The nation’s healthcare system continues to be buffeted by enormous change, including implementation of The Affordable Care Act, the rise of new healthcare delivery models such as the Patient Centered Medical Home (PCMH) and Accountable Care Organizations (ACOs), fewer regulated tests, and fewer qualified lab workers. Also trending, is the rise of the “bedless” hospital and other community-based health care facilities, which also impact laboratory processes and operating procedures.
These evolving patient care models are in direct response to healthcare reform, in which providers are being rewarded for not only keeping patients healthy, but also for reining in costs and improving overall quality. In hospital and other settings, emphasizing outpatient work over an inpatient approach is the inevitable result of this new reality.
Lab medicine will play a central role in these bedless and other community-based models, as 70 percent of diagnostic decisions result from work done in laboratories. But, at the same time, “laboratories can add logical structure, support efficient workflow, and promote patient care and safety through the process,” according to a January 7, 2013 article in Advance for Administrators of the Laboratory entitled “Laboratory, Outreach & the ACO Model.”
Labs also add value “by offering advanced core technologies within the lab, integrating lab information across the continuum of care, and anticipating patient needs and access to care,” the Advance article points out. “The Laboratory Information System (LIS) is often the accumulator of this information, while also providing valuable information about test utilization and other metrics to illuminate opportunities for cost savings.”
Other strategies which labs can utilize to demonstrate their value in new patient care models include the following, according to ARUP Laboratories, a major national reference laboratory:
- Develop outreach by extending lab services outside the four walls of the lab.
- Build electronic connectivity solutions to providers in a way that integrates data in and out of physician practice EMRs.
- Promote lean internal laboratory processes.
- Develop utilization management tools.
- Understand the laboratory’s role in the big picture.

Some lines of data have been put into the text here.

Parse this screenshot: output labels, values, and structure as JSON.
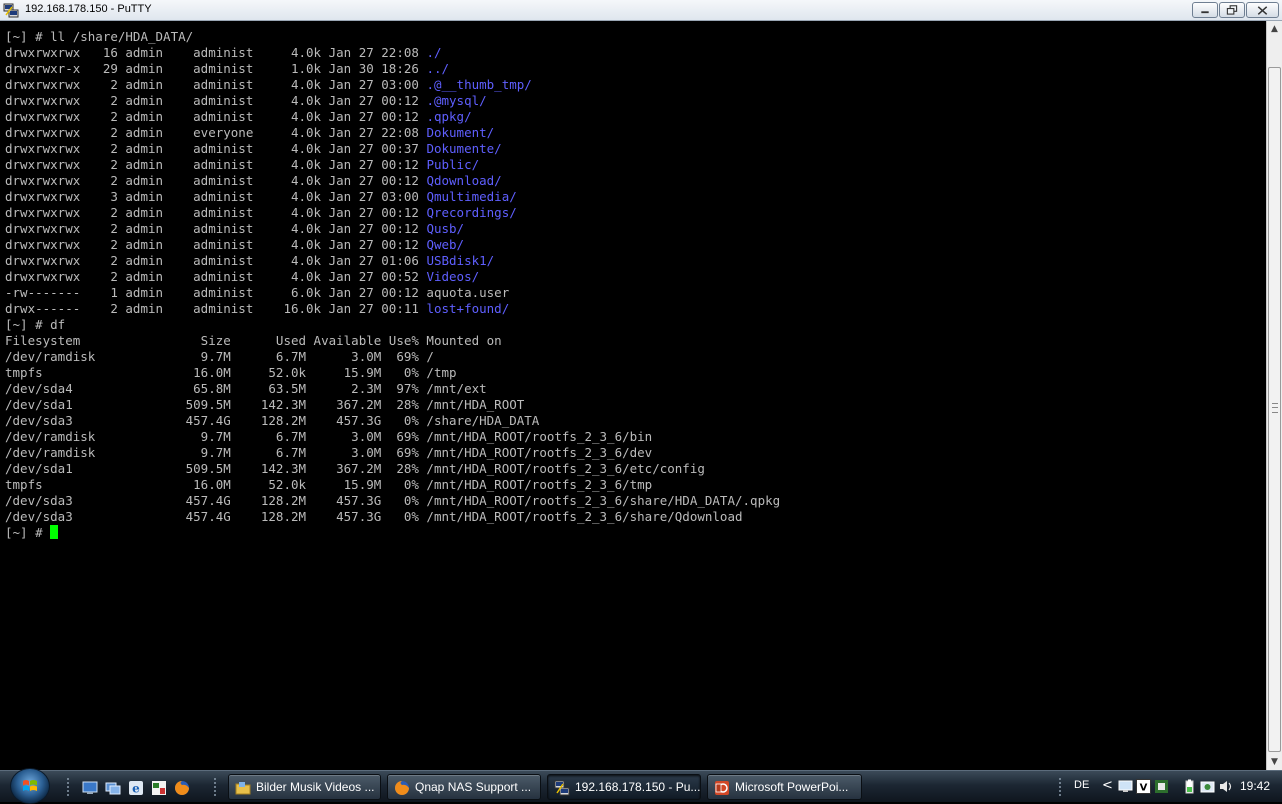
{
  "window": {
    "title": "192.168.178.150 - PuTTY"
  },
  "terminal": {
    "lines": [
      {
        "text": "[~] # ll /share/HDA_DATA/"
      },
      {
        "text": "drwxrwxrwx   16 admin    administ     4.0k Jan 27 22:08 ",
        "name": "./"
      },
      {
        "text": "drwxrwxr-x   29 admin    administ     1.0k Jan 30 18:26 ",
        "name": "../"
      },
      {
        "text": "drwxrwxrwx    2 admin    administ     4.0k Jan 27 03:00 ",
        "name": ".@__thumb_tmp/"
      },
      {
        "text": "drwxrwxrwx    2 admin    administ     4.0k Jan 27 00:12 ",
        "name": ".@mysql/"
      },
      {
        "text": "drwxrwxrwx    2 admin    administ     4.0k Jan 27 00:12 ",
        "name": ".qpkg/"
      },
      {
        "text": "drwxrwxrwx    2 admin    everyone     4.0k Jan 27 22:08 ",
        "name": "Dokument/"
      },
      {
        "text": "drwxrwxrwx    2 admin    administ     4.0k Jan 27 00:37 ",
        "name": "Dokumente/"
      },
      {
        "text": "drwxrwxrwx    2 admin    administ     4.0k Jan 27 00:12 ",
        "name": "Public/"
      },
      {
        "text": "drwxrwxrwx    2 admin    administ     4.0k Jan 27 00:12 ",
        "name": "Qdownload/"
      },
      {
        "text": "drwxrwxrwx    3 admin    administ     4.0k Jan 27 03:00 ",
        "name": "Qmultimedia/"
      },
      {
        "text": "drwxrwxrwx    2 admin    administ     4.0k Jan 27 00:12 ",
        "name": "Qrecordings/"
      },
      {
        "text": "drwxrwxrwx    2 admin    administ     4.0k Jan 27 00:12 ",
        "name": "Qusb/"
      },
      {
        "text": "drwxrwxrwx    2 admin    administ     4.0k Jan 27 00:12 ",
        "name": "Qweb/"
      },
      {
        "text": "drwxrwxrwx    2 admin    administ     4.0k Jan 27 01:06 ",
        "name": "USBdisk1/"
      },
      {
        "text": "drwxrwxrwx    2 admin    administ     4.0k Jan 27 00:52 ",
        "name": "Videos/"
      },
      {
        "text": "-rw-------    1 admin    administ     6.0k Jan 27 00:12 aquota.user"
      },
      {
        "text": "drwx------    2 admin    administ    16.0k Jan 27 00:11 ",
        "name": "lost+found/"
      },
      {
        "text": "[~] # df"
      },
      {
        "text": "Filesystem                Size      Used Available Use% Mounted on"
      },
      {
        "text": "/dev/ramdisk              9.7M      6.7M      3.0M  69% /"
      },
      {
        "text": "tmpfs                    16.0M     52.0k     15.9M   0% /tmp"
      },
      {
        "text": "/dev/sda4                65.8M     63.5M      2.3M  97% /mnt/ext"
      },
      {
        "text": "/dev/sda1               509.5M    142.3M    367.2M  28% /mnt/HDA_ROOT"
      },
      {
        "text": "/dev/sda3               457.4G    128.2M    457.3G   0% /share/HDA_DATA"
      },
      {
        "text": "/dev/ramdisk              9.7M      6.7M      3.0M  69% /mnt/HDA_ROOT/rootfs_2_3_6/bin"
      },
      {
        "text": "/dev/ramdisk              9.7M      6.7M      3.0M  69% /mnt/HDA_ROOT/rootfs_2_3_6/dev"
      },
      {
        "text": "/dev/sda1               509.5M    142.3M    367.2M  28% /mnt/HDA_ROOT/rootfs_2_3_6/etc/config"
      },
      {
        "text": "tmpfs                    16.0M     52.0k     15.9M   0% /mnt/HDA_ROOT/rootfs_2_3_6/tmp"
      },
      {
        "text": "/dev/sda3               457.4G    128.2M    457.3G   0% /mnt/HDA_ROOT/rootfs_2_3_6/share/HDA_DATA/.qpkg"
      },
      {
        "text": "/dev/sda3               457.4G    128.2M    457.3G   0% /mnt/HDA_ROOT/rootfs_2_3_6/share/Qdownload"
      },
      {
        "text": "[~] # ",
        "cursor": true
      }
    ],
    "colors": {
      "foreground": "#bbbbbb",
      "directory": "#5f5fff",
      "cursor": "#00ff00",
      "background": "#000000"
    }
  },
  "taskbar": {
    "quick_launch_icons": [
      "desktop-icon",
      "explorer-icon",
      "ie-icon",
      "app-icon",
      "firefox-icon"
    ],
    "tasks": [
      {
        "label": "Bilder Musik Videos ...",
        "icon": "folder-icon",
        "active": false
      },
      {
        "label": "Qnap NAS Support ...",
        "icon": "firefox-icon",
        "active": false
      },
      {
        "label": "192.168.178.150 - Pu...",
        "icon": "putty-icon",
        "active": true
      },
      {
        "label": "Microsoft PowerPoi...",
        "icon": "powerpoint-icon",
        "active": false
      }
    ],
    "tray": {
      "language": "DE",
      "clock": "19:42",
      "icons": [
        "network-icon",
        "vmware-icon",
        "battery-icon",
        "security-icon",
        "volume-icon"
      ]
    }
  }
}
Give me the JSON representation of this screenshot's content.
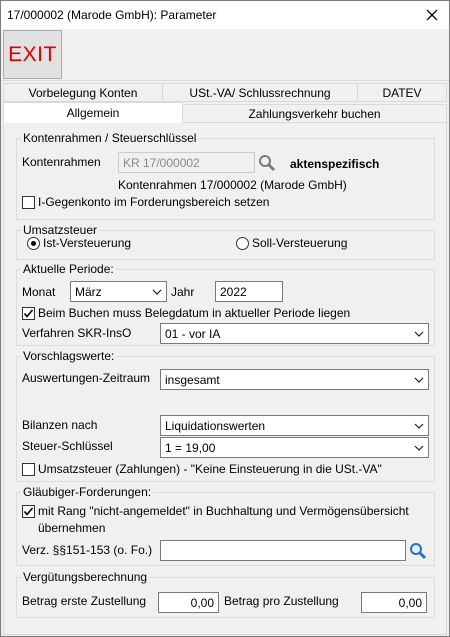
{
  "window": {
    "title": "17/000002 (Marode GmbH): Parameter"
  },
  "toolbar": {
    "exit_label": "EXIT"
  },
  "tabs": {
    "row1": [
      "Vorbelegung Konten",
      "USt.-VA/ Schlussrechnung",
      "DATEV"
    ],
    "row2": [
      "Allgemein",
      "Zahlungsverkehr buchen"
    ],
    "active": "Allgemein"
  },
  "kontenrahmen": {
    "legend": "Kontenrahmen / Steuerschlüssel",
    "label": "Kontenrahmen",
    "value": "KR 17/000002",
    "note": "aktenspezifisch",
    "description": "Kontenrahmen 17/000002 (Marode GmbH)",
    "gegenkonto_label": "I-Gegenkonto im Forderungsbereich setzen",
    "gegenkonto_checked": false
  },
  "umsatzsteuer": {
    "legend": "Umsatzsteuer",
    "ist_label": "Ist-Versteuerung",
    "soll_label": "Soll-Versteuerung",
    "selected": "Ist-Versteuerung"
  },
  "periode": {
    "legend": "Aktuelle Periode:",
    "monat_label": "Monat",
    "monat_value": "März",
    "jahr_label": "Jahr",
    "jahr_value": "2022",
    "belegdatum_label": "Beim Buchen muss Belegdatum in aktueller Periode liegen",
    "belegdatum_checked": true,
    "verfahren_label": "Verfahren SKR-InsO",
    "verfahren_value": "01 - vor IA"
  },
  "vorschlag": {
    "legend": "Vorschlagswerte:",
    "zeitraum_label": "Auswertungen-Zeitraum",
    "zeitraum_value": "insgesamt",
    "bilanzen_label": "Bilanzen nach",
    "bilanzen_value": "Liquidationswerten",
    "steuer_label": "Steuer-Schlüssel",
    "steuer_value": "1 = 19,00",
    "ust_label": "Umsatzsteuer (Zahlungen) - \"Keine Einsteuerung in die USt.-VA\"",
    "ust_checked": false
  },
  "glaeubiger": {
    "legend": "Gläubiger-Forderungen:",
    "rang_label_line1": "mit Rang \"nicht-angemeldet\" in Buchhaltung und Vermögensübersicht",
    "rang_label_line2": "übernehmen",
    "rang_checked": true,
    "verz_label": "Verz. §§151-153 (o. Fo.)",
    "verz_value": ""
  },
  "verguetung": {
    "legend": "Vergütungsberechnung",
    "erste_label": "Betrag erste Zustellung",
    "erste_value": "0,00",
    "pro_label": "Betrag pro Zustellung",
    "pro_value": "0,00"
  }
}
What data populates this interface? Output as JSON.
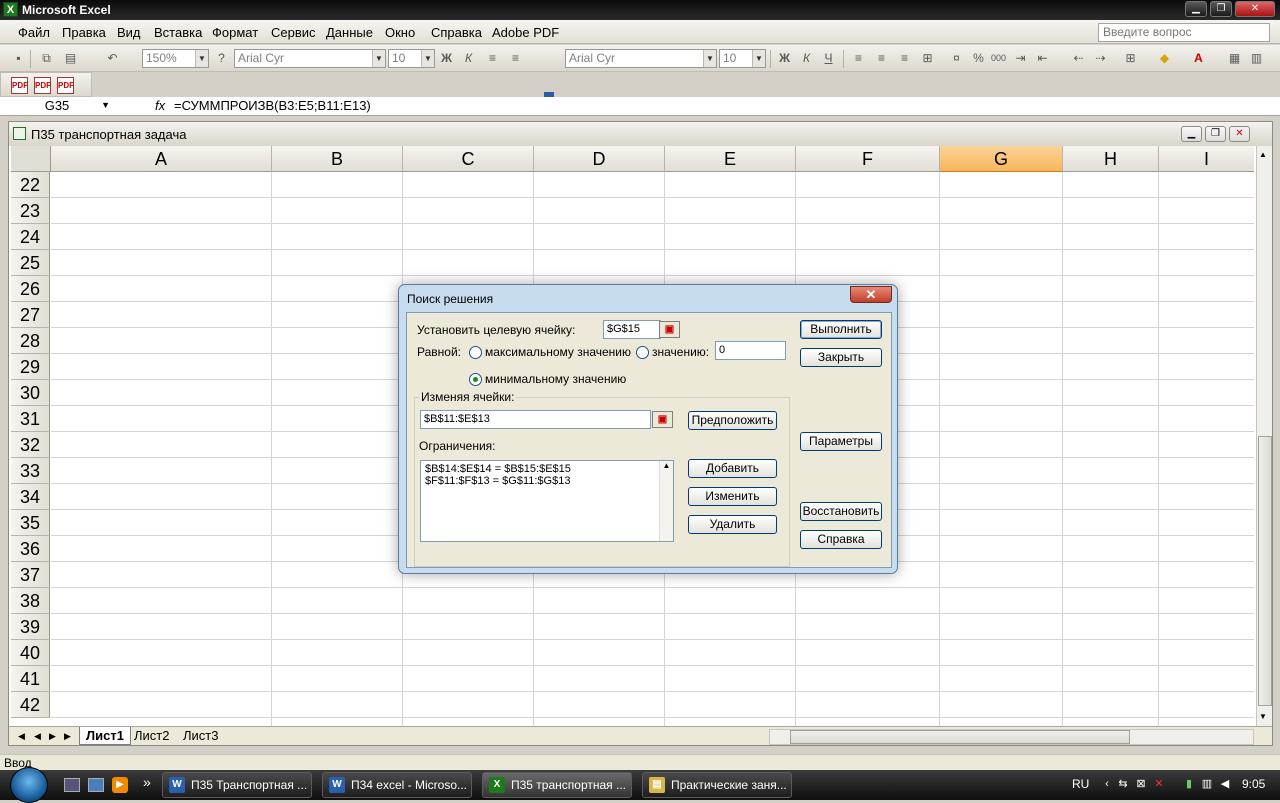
{
  "window": {
    "title": "Microsoft Excel",
    "app_icon": "X"
  },
  "menu": {
    "items": [
      "Файл",
      "Правка",
      "Вид",
      "Вставка",
      "Формат",
      "Сервис",
      "Данные",
      "Окно",
      "Справка",
      "Adobe PDF"
    ],
    "ask_placeholder": "Введите вопрос"
  },
  "toolbar": {
    "zoom": "150%",
    "font1": "Arial Cyr",
    "size1": "10",
    "font2": "Arial Cyr",
    "size2": "10",
    "bold": "Ж",
    "italic": "К",
    "underline": "Ч",
    "percent": "%",
    "thousands": "000"
  },
  "formula_bar": {
    "cell": "G35",
    "fx": "fx",
    "formula": "=СУММПРОИЗВ(B3:E5;B11:E13)"
  },
  "workbook": {
    "title": "П35 транспортная задача",
    "columns": [
      "A",
      "B",
      "C",
      "D",
      "E",
      "F",
      "G",
      "H",
      "I"
    ],
    "rows": [
      "22",
      "23",
      "24",
      "25",
      "26",
      "27",
      "28",
      "29",
      "30",
      "31",
      "32",
      "33",
      "34",
      "35",
      "36",
      "37",
      "38",
      "39",
      "40",
      "41",
      "42"
    ],
    "tabs": [
      "Лист1",
      "Лист2",
      "Лист3"
    ]
  },
  "status": {
    "text": "Ввод"
  },
  "dialog": {
    "title": "Поиск решения",
    "target_label": "Установить целевую ячейку:",
    "target_value": "$G$15",
    "equal_label": "Равной:",
    "max_label": "максимальному значению",
    "value_label": "значению:",
    "value_input": "0",
    "min_label": "минимальному значению",
    "changing_label": "Изменяя ячейки:",
    "changing_value": "$B$11:$E$13",
    "guess_button": "Предположить",
    "constraints_label": "Ограничения:",
    "constraints": [
      "$B$14:$E$14 = $B$15:$E$15",
      "$F$11:$F$13 = $G$11:$G$13"
    ],
    "add_button": "Добавить",
    "change_button": "Изменить",
    "delete_button": "Удалить",
    "solve_button": "Выполнить",
    "close_button": "Закрыть",
    "options_button": "Параметры",
    "reset_button": "Восстановить",
    "help_button": "Справка"
  },
  "taskbar": {
    "tasks": [
      "П35 Транспортная ...",
      "П34 excel - Microso...",
      "П35 транспортная ...",
      "Практические заня..."
    ],
    "lang": "RU",
    "clock": "9:05"
  }
}
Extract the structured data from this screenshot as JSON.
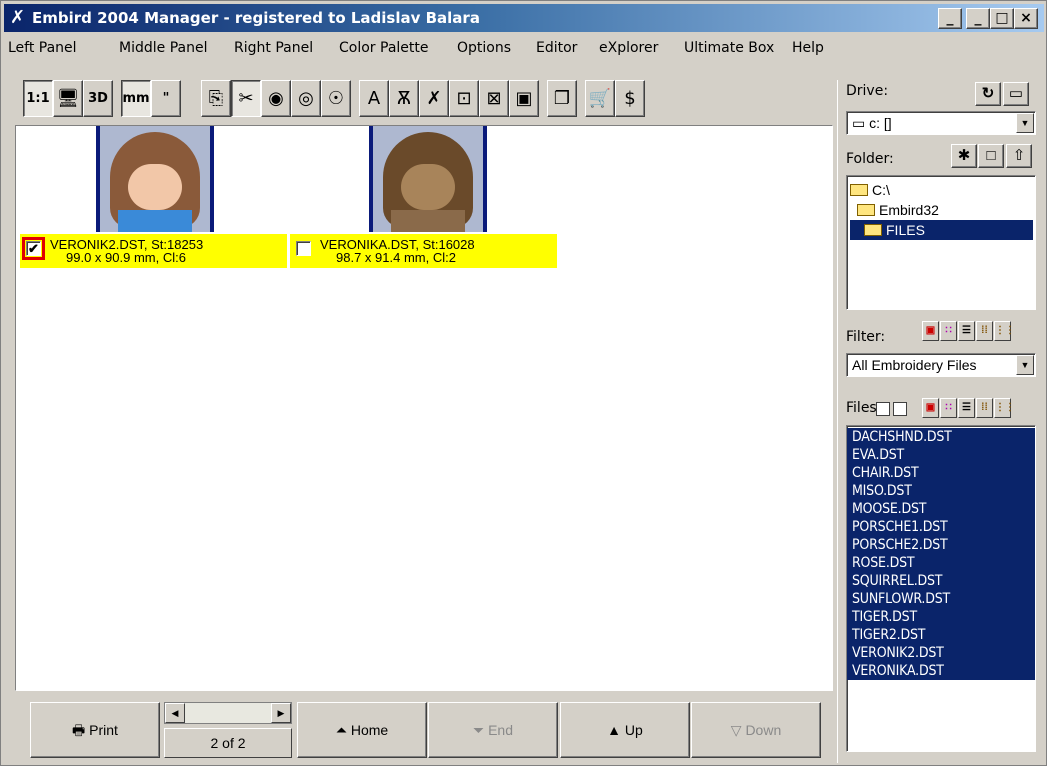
{
  "window": {
    "title": "Embird 2004 Manager - registered to Ladislav Balara",
    "app_icon": "embird-needle-icon",
    "controls": [
      "_",
      "_",
      "□",
      "×"
    ]
  },
  "menu": [
    "Left Panel",
    "Middle Panel",
    "Right Panel",
    "Color Palette",
    "Options",
    "Editor",
    "eXplorer",
    "Ultimate Box",
    "Help"
  ],
  "toolbar": {
    "actual_size": "1:1",
    "three_d": "3D",
    "metric": "mm",
    "imperial": "\"",
    "text": "A"
  },
  "designs": [
    {
      "name_line": "VERONIK2.DST, St:18253",
      "size_line": "99.0 x 90.9 mm, Cl:6",
      "checked": "✔",
      "colors": "full"
    },
    {
      "name_line": "VERONIKA.DST, St:16028",
      "size_line": "98.7 x 91.4 mm, Cl:2",
      "checked": "",
      "colors": "brown"
    }
  ],
  "bottom": {
    "print": "Print",
    "home": "Home",
    "end": "End",
    "up": "Up",
    "down": "Down",
    "page": "2 of 2"
  },
  "right_panel": {
    "drive_label": "Drive:",
    "drive_value": "c: []",
    "folder_label": "Folder:",
    "folders": [
      "C:\\",
      "Embird32",
      "FILES"
    ],
    "filter_label": "Filter:",
    "filter_value": "All Embroidery Files",
    "files_label": "Files",
    "files": [
      "DACHSHND.DST",
      "EVA.DST",
      "CHAIR.DST",
      "MISO.DST",
      "MOOSE.DST",
      "PORSCHE1.DST",
      "PORSCHE2.DST",
      "ROSE.DST",
      "SQUIRREL.DST",
      "SUNFLOWR.DST",
      "TIGER.DST",
      "TIGER2.DST",
      "VERONIK2.DST",
      "VERONIKA.DST"
    ]
  },
  "colors": {
    "selection": "#0a246a",
    "caption_bg": "#ffff00",
    "focus_outline": "#e00000"
  }
}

Healthcare, and labs in particular, are facing swift and broad changes that impact the delivery of care. The medical laboratories and pathology groups that succeed in the coming cycle of proactive healthcare will be those that develop innovative ways to add value to the swiftly evolving models of integrated clinical care.
Credits: COLA, Dark Daily, ARUP Laboratories